During one of my previous posts on behavior, I promised a sneak peak at the different personality types for the people in Fief. I wanted to create a model of personality that is both fun, simple, but has a touch of realism. I also wanted something that had a medieval feeling as well. The model I came up with is loosely based off the temperaments model of human personality.
Here’s the list of the personalities, their icons, and the temperaments they are loosely based on.
The next table has the interesting portion. To understand it, I’ll elaborate on how Fief will handle the assignment of labor on the manor. Traditionally, it is believed, the intricate social structure of the manor largely had the peasants handling their own affairs without much direct intervention from their lord. They organized their own labor and did the tasks that needed to be done. Since this is a game, I bend the realism here a bit for the purpose of fun and strategy, so the player will be directly assigning job roles to the peasants.
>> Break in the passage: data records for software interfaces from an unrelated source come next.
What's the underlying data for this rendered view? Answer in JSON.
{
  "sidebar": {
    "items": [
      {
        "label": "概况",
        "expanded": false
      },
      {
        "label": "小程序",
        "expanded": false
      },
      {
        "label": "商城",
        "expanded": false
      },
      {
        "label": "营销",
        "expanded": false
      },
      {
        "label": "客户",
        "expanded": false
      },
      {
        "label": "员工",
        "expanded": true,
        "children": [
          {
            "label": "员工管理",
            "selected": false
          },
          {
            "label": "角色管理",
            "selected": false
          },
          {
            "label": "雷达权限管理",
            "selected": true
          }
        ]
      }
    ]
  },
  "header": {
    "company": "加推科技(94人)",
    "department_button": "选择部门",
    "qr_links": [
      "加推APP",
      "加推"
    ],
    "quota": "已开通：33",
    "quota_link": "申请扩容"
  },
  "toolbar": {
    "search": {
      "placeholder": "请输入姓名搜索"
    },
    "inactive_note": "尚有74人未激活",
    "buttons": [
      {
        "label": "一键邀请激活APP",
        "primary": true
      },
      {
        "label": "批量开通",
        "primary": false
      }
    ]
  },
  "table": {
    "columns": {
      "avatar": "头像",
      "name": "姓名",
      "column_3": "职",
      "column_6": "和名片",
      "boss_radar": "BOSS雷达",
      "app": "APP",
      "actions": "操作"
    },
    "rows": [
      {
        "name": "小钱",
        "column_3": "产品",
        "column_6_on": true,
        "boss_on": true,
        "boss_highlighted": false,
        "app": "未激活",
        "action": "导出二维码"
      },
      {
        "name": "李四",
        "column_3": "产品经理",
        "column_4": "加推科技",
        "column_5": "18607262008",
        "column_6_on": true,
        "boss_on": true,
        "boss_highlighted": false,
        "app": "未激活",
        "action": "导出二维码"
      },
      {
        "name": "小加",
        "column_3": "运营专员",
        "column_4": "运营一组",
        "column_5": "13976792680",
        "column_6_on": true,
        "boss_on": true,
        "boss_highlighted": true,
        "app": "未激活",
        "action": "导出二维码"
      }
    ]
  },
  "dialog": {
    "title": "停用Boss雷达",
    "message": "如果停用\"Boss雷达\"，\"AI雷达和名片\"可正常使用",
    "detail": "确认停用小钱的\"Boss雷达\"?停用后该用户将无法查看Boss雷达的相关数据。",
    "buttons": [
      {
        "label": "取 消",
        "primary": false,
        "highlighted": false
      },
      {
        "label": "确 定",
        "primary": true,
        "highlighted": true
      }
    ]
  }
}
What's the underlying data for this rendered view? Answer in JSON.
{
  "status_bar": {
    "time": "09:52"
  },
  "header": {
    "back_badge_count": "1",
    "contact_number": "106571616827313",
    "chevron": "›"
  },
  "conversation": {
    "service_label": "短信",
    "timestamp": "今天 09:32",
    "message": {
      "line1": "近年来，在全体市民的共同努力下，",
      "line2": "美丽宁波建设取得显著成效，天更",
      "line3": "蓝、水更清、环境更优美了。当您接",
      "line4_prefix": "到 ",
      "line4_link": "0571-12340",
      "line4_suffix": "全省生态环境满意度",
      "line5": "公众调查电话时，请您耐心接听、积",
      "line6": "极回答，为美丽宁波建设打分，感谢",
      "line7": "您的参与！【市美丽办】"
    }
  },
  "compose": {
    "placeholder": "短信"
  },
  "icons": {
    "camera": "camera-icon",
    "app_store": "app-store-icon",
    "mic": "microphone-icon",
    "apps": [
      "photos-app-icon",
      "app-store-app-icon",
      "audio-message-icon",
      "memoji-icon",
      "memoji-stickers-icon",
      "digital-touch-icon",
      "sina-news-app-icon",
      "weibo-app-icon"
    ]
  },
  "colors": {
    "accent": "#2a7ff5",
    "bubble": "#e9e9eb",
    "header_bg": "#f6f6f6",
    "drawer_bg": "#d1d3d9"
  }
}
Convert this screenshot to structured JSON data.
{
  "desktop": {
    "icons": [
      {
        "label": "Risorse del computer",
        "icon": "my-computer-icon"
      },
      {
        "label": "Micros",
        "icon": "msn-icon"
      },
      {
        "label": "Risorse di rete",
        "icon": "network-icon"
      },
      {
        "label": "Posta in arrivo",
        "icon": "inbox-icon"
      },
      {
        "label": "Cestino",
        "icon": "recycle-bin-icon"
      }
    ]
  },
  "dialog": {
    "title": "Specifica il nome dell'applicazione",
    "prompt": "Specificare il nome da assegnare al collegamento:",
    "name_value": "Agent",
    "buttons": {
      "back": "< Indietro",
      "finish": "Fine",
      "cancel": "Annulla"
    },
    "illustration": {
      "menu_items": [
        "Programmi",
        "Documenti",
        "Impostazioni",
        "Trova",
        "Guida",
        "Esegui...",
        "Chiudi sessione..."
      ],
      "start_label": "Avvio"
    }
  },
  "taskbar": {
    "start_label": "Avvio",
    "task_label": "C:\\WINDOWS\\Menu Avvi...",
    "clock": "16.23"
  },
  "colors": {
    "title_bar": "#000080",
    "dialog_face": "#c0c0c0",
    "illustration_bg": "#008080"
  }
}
Job roles can be assigned to peasants at job sites. Job sites will come in a few varieties: designated areas, buildings, and outliers. Designated areas are simply zones on the manor map that have a social designation, such as someone’s leased land, the commons, the fields, or a woodlot. Buildings are structures built for a particular labor, such as a brewery, bakery, or mill. Outliers are sites of large scale extraction/production of particular resources in the outlying land surrounding the manor village. These are “off the manor map” locations in the game. You will not gain access to outliers until the population of the manor reaches the appropriate size, until then, you are limited to the resources on the manor map.
Job sites will have a number of “slots” available for particular role assignments. These role slots will also have a type based on the organization of labor at the job site. There are three position types for role slots: leader, subordinate,and independent. A person in a leader role at a job site will be directing the actions of people with a subordinate role. Those with an independent role will decide for themselves what to do. The role assignment will determine what jobs a person performs at a job site and thus which skills will be utilized and improved.
As an example, you could assign a group of peasants to work on the woodlot as lumberjacks. This woodlot has four slots. One peasant is assigned as a leader, two are assigned as subordinates, and a fourth peasant is assigned to an independent slot. The leader will choose which trees are to be cut down and mark them, the subordinates will cut them down, while the independent peasant might ensure there are plenty of new plantings as a manager that isn’t necessarily working with the lumberjacks, but does work on the same job site.
Personality will have a large effect on how well a peasant works in a particular role on a job site. As shown in the table below, some personalities like being in a particular position, while hate being in other positions. The focus determines whether a person is motivated by finishing personal goals (goal-oriented) or by socializing with others (social-oriented). The last column lists whether social interactions increase (extrovert) or decrease (introvert) a person’s social energy.